I received a statement from my insurance company a few weeks later. The usual, customary, and reasonable charge for the office visit was $39. That amount was credited to my deductible. Dr. Elmets’s charge was $65, nearly double the accepted rate. I copied the form and sent a note and a check for $39. That should have been the end of this story.
First came the threatening notes. Then came the harassing phone calls. The care given by University Dermatologists hadn’t been worth a dime. Elemets and crew certainly didn’t deserve $65.
Bill and I have done medical collections in the past. We followed the basic rules: no nasty calls, terminate any small claims (under $200) where service was questioned, and no legal pursuit of any claim under $500. I was staring at a $26 entry.
The mortgage banker was very understanding. He told me that my five pages of perfect credit meant nothing as long as this entry was unsettled. Pay the doctor or forget the house. I was lucky. Elmets overcharged me only $26. It could have been $126.
In essence, University Dermatologists was holding me hostage. I called the office. They referred me to a “billing office” located elsewhere in the building. I asked the billing office to justify the charges and they referred me back to the other office. Nobody’s accountable. They just do what they’re told. Responsibility diffused.
I gave up. Friday afternoon I went to Elmet’s office and gave them hell and $26. Yes, I could have simply sent the money and hoped that they eventually corrected my credit report, but how many more people would they rip off? The only way to protect ourselves in situations like this is to make the experience unpleasant for them, too. Maybe they will think twice before they pursue excess charges again.

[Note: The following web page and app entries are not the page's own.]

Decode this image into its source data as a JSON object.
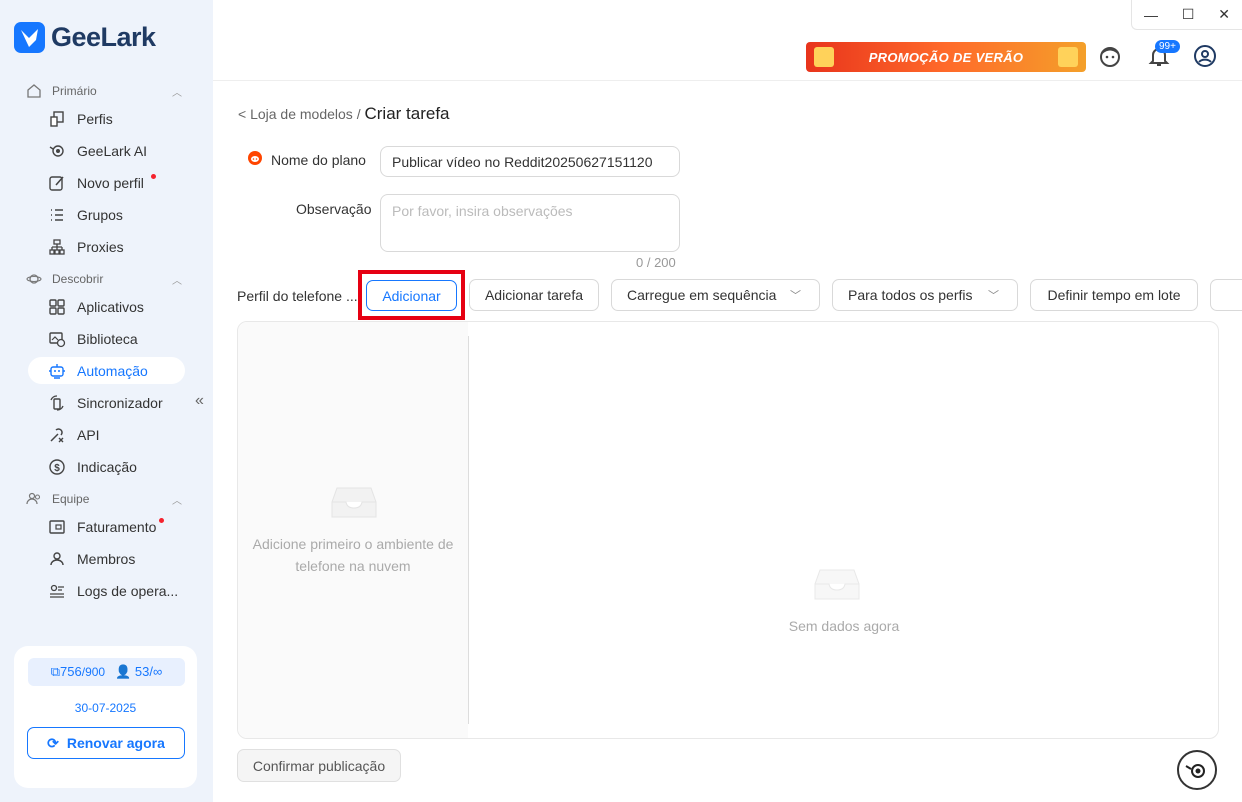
{
  "app": {
    "name": "GeeLark"
  },
  "window": {
    "minimize": "—",
    "maximize": "☐",
    "close": "✕"
  },
  "sidebar": {
    "sections": [
      {
        "title": "Primário",
        "items": [
          "Perfis",
          "GeeLark AI",
          "Novo perfil",
          "Grupos",
          "Proxies"
        ]
      },
      {
        "title": "Descobrir",
        "items": [
          "Aplicativos",
          "Biblioteca",
          "Automação",
          "Sincronizador",
          "API",
          "Indicação"
        ]
      },
      {
        "title": "Equipe",
        "items": [
          "Faturamento",
          "Membros",
          "Logs de opera..."
        ]
      }
    ],
    "active": "Automação",
    "quota": {
      "profiles_used": "756",
      "profiles_total": "/900",
      "members_used": "53",
      "members_total": "/∞"
    },
    "expiry_date": "30-07-2025",
    "renew_label": "Renovar agora"
  },
  "topbar": {
    "promo": "PROMOÇÃO DE VERÃO",
    "notifications_badge": "99+"
  },
  "breadcrumb": {
    "parent": "< Loja de modelos",
    "separator": " / ",
    "current": "Criar tarefa"
  },
  "form": {
    "plan_label": "Nome do plano",
    "plan_value": "Publicar vídeo no Reddit20250627151120",
    "notes_label": "Observação",
    "notes_placeholder": "Por favor, insira observações",
    "notes_counter": "0 / 200",
    "profile_label": "Perfil do telefone ..."
  },
  "toolbar": {
    "add": "Adicionar",
    "add_task": "Adicionar tarefa",
    "upload_mode": "Carregue em sequência",
    "apply_to": "Para todos os perfis",
    "batch_time": "Definir tempo em lote"
  },
  "panel": {
    "left_empty": "Adicione primeiro o ambiente de telefone na nuvem",
    "right_empty": "Sem dados agora"
  },
  "footer": {
    "confirm": "Confirmar publicação"
  },
  "colors": {
    "accent": "#1677ff",
    "highlight": "#e60012",
    "sidebar_bg": "#eef3fb"
  }
}
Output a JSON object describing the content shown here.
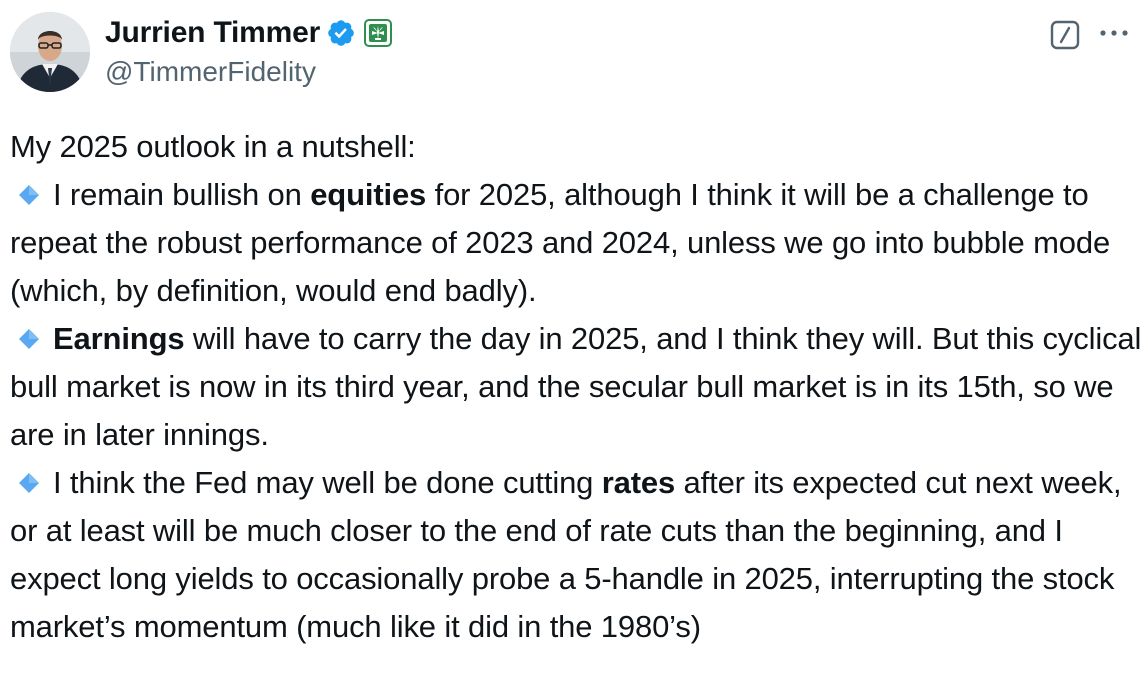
{
  "author": {
    "display_name": "Jurrien Timmer",
    "handle": "@TimmerFidelity",
    "verified_badge_icon": "verified-badge-icon",
    "affiliate_badge_icon": "fidelity-affiliate-icon",
    "accent_color": "#1d9bf0",
    "affiliate_color": "#2f8f4e"
  },
  "actions": {
    "grok_icon": "grok-icon",
    "more_icon": "more-options-icon"
  },
  "tweet": {
    "intro": "My 2025 outlook in a nutshell:",
    "bullet_icon": "small-blue-diamond-icon",
    "bullets": [
      {
        "before": "I remain bullish on ",
        "bold": "equities",
        "after": " for 2025, although I think it will be a challenge to repeat the robust performance of 2023 and 2024, unless we go into bubble mode (which, by definition, would end badly)."
      },
      {
        "before": "",
        "bold": "Earnings",
        "after": " will have to carry the day in 2025, and I think they will.  But this cyclical bull market is now in its third year, and the secular bull market is in its 15th, so we are in later innings."
      },
      {
        "before": "I think the Fed may well be done cutting ",
        "bold": "rates",
        "after": " after its expected cut next week, or at least will be much closer to the end of rate cuts than the beginning, and I expect long yields to occasionally probe a 5-handle in 2025, interrupting the stock market’s momentum (much like it did in the 1980’s)"
      }
    ]
  }
}
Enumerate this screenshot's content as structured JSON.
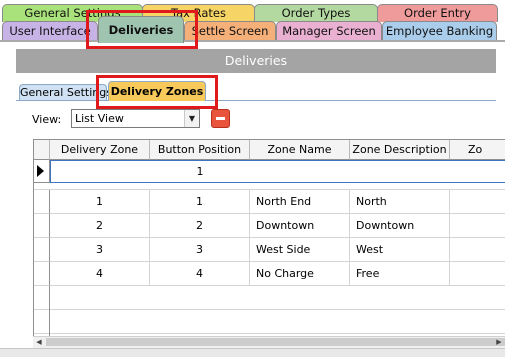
{
  "tabs_row1": [
    {
      "label": "General Settings",
      "color": "#a9e27b"
    },
    {
      "label": "Tax Rates",
      "color": "#f7d466"
    },
    {
      "label": "Order Types",
      "color": "#b3d8a0"
    },
    {
      "label": "Order Entry",
      "color": "#ef9b9b"
    }
  ],
  "tabs_row2": [
    {
      "label": "User Interface",
      "color": "#c8b3e6"
    },
    {
      "label": "Deliveries",
      "color": "#9fc5b0",
      "active": true
    },
    {
      "label": "Settle Screen",
      "color": "#f5b07a"
    },
    {
      "label": "Manager Screen",
      "color": "#eab0d2"
    },
    {
      "label": "Employee Banking",
      "color": "#a9cdea"
    }
  ],
  "section_title": "Deliveries",
  "subtabs": [
    {
      "label": "General Settings",
      "color": "#cfe1f2"
    },
    {
      "label": "Delivery Zones",
      "color": "#f7c85a",
      "active": true
    }
  ],
  "view": {
    "label": "View:",
    "value": "List View"
  },
  "grid": {
    "columns": [
      "Delivery Zone",
      "Button Position",
      "Zone Name",
      "Zone Description",
      "Zo"
    ],
    "new_row_value": "1",
    "rows": [
      [
        "1",
        "1",
        "North End",
        "North"
      ],
      [
        "2",
        "2",
        "Downtown",
        "Downtown"
      ],
      [
        "3",
        "3",
        "West Side",
        "West"
      ],
      [
        "4",
        "4",
        "No Charge",
        "Free"
      ]
    ]
  }
}
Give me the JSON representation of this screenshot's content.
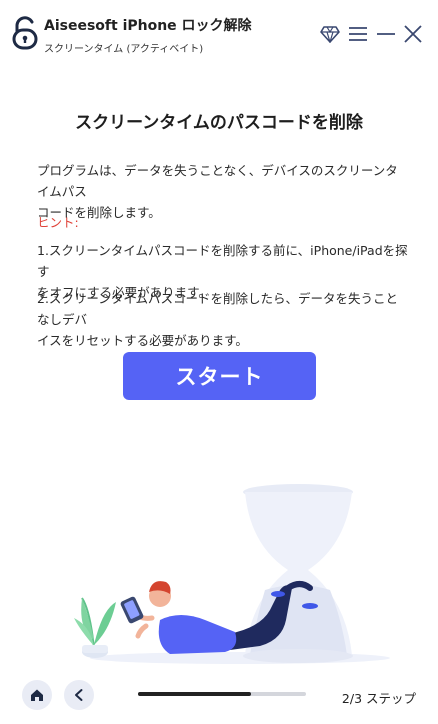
{
  "app": {
    "title": "Aiseesoft iPhone ロック解除",
    "subtitle": "スクリーンタイム (アクティベイト)"
  },
  "icons": {
    "logo": "unlock-padlock-icon",
    "premium": "diamond-icon",
    "menu": "hamburger-menu-icon",
    "minimize": "minimize-icon",
    "close": "close-icon",
    "home": "home-icon",
    "back": "chevron-left-icon"
  },
  "main": {
    "title": "スクリーンタイムのパスコードを削除",
    "description_line1": "プログラムは、データを失うことなく、デバイスのスクリーンタイムパス",
    "description_line2": "コードを削除します。",
    "hint_label": "ヒント:",
    "hint1_line1": "1.スクリーンタイムパスコードを削除する前に、iPhone/iPadを探す",
    "hint1_line2": "をオフにする必要があります。",
    "hint2_line1": "2.スクリーンタイムパスコードを削除したら、データを失うことなしデバ",
    "hint2_line2": "イスをリセットする必要があります。",
    "start_label": "スタート"
  },
  "footer": {
    "progress": 0.67,
    "step_text": "2/3 ステップ"
  },
  "colors": {
    "accent": "#5563f5",
    "hint": "#e0443a",
    "titlebar_icon": "#3a4870"
  }
}
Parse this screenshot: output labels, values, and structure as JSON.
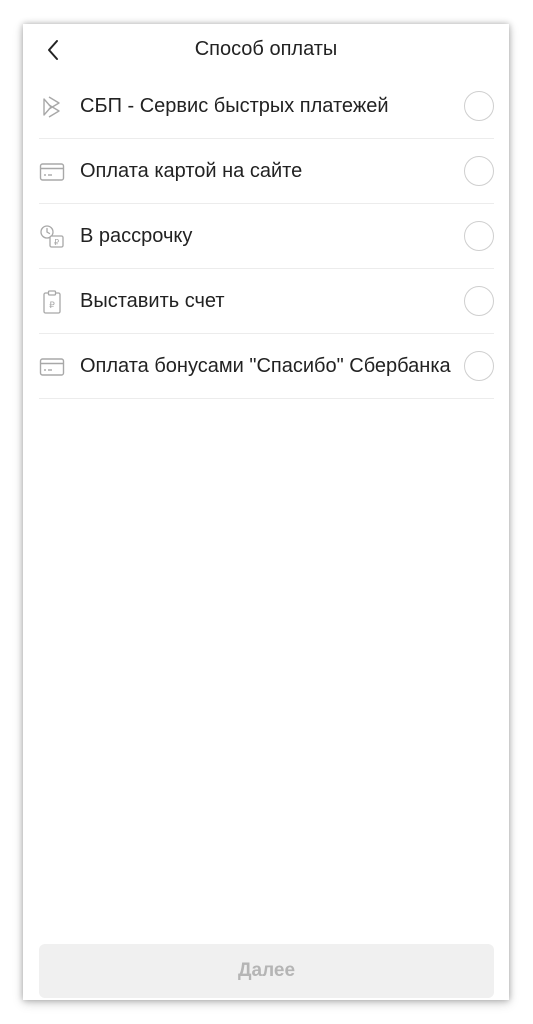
{
  "header": {
    "title": "Способ оплаты"
  },
  "payment_methods": [
    {
      "label": "СБП - Сервис быстрых платежей",
      "icon": "sbp-icon",
      "selected": false
    },
    {
      "label": "Оплата картой на сайте",
      "icon": "card-icon",
      "selected": false
    },
    {
      "label": "В рассрочку",
      "icon": "installment-icon",
      "selected": false
    },
    {
      "label": "Выставить счет",
      "icon": "invoice-icon",
      "selected": false
    },
    {
      "label": "Оплата бонусами \"Спасибо\" Сбербанка",
      "icon": "card-icon",
      "selected": false
    }
  ],
  "footer": {
    "continue_label": "Далее",
    "continue_enabled": false
  },
  "colors": {
    "text": "#222222",
    "icon": "#a8a8a8",
    "divider": "#ececec",
    "radio_border": "#cfcfcf",
    "disabled_button_bg": "#f0f0f0",
    "disabled_button_text": "#b5b5b5"
  }
}
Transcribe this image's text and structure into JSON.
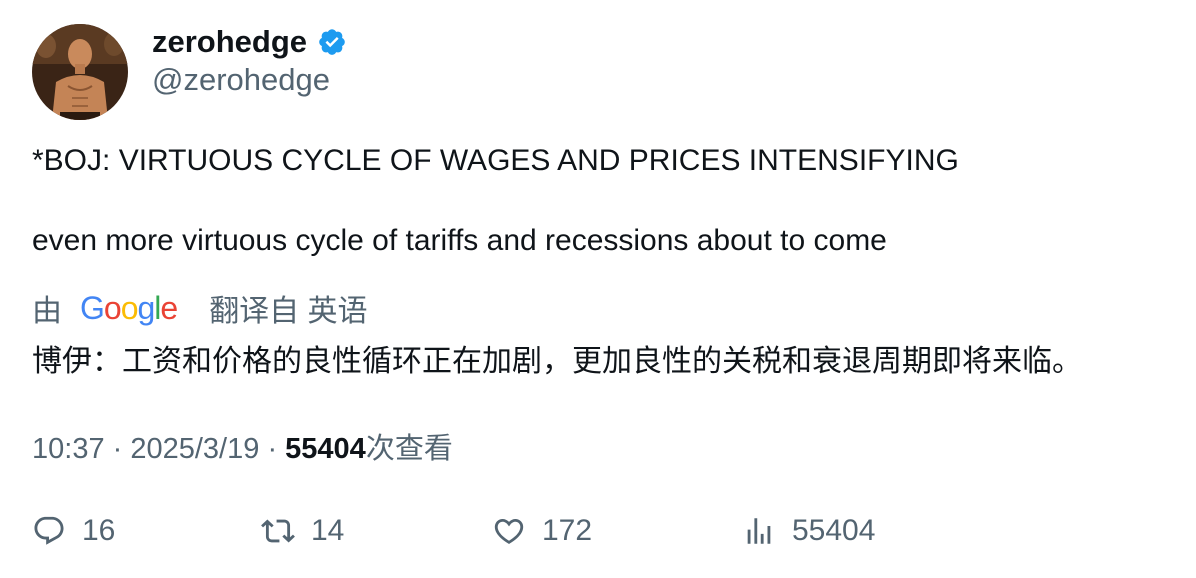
{
  "author": {
    "display_name": "zerohedge",
    "handle": "@zerohedge",
    "verified": true,
    "verified_color": "#1d9bf0",
    "avatar_icon": "avatar-portrait"
  },
  "tweet": {
    "line1": "*BOJ: VIRTUOUS CYCLE OF WAGES AND PRICES INTENSIFYING",
    "line2": "even more virtuous cycle of tariffs and recessions about to come"
  },
  "translation": {
    "prefix": "由",
    "provider": "Google",
    "label": "翻译自 英语",
    "text": "博伊：工资和价格的良性循环正在加剧，更加良性的关税和衰退周期即将来临。"
  },
  "meta": {
    "time": "10:37",
    "separator": "·",
    "date": "2025/3/19",
    "views": "55404",
    "views_suffix": "次查看"
  },
  "actions": {
    "replies": "16",
    "retweets": "14",
    "likes": "172",
    "views": "55404"
  },
  "colors": {
    "text_primary": "#0f1419",
    "text_secondary": "#536471",
    "google_blue": "#4285F4",
    "google_red": "#EA4335",
    "google_yellow": "#FBBC05",
    "google_green": "#34A853"
  }
}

The French know how to deal with people who take hostages. They shoot them. Here we pay them exorbitant fees and call them doctor.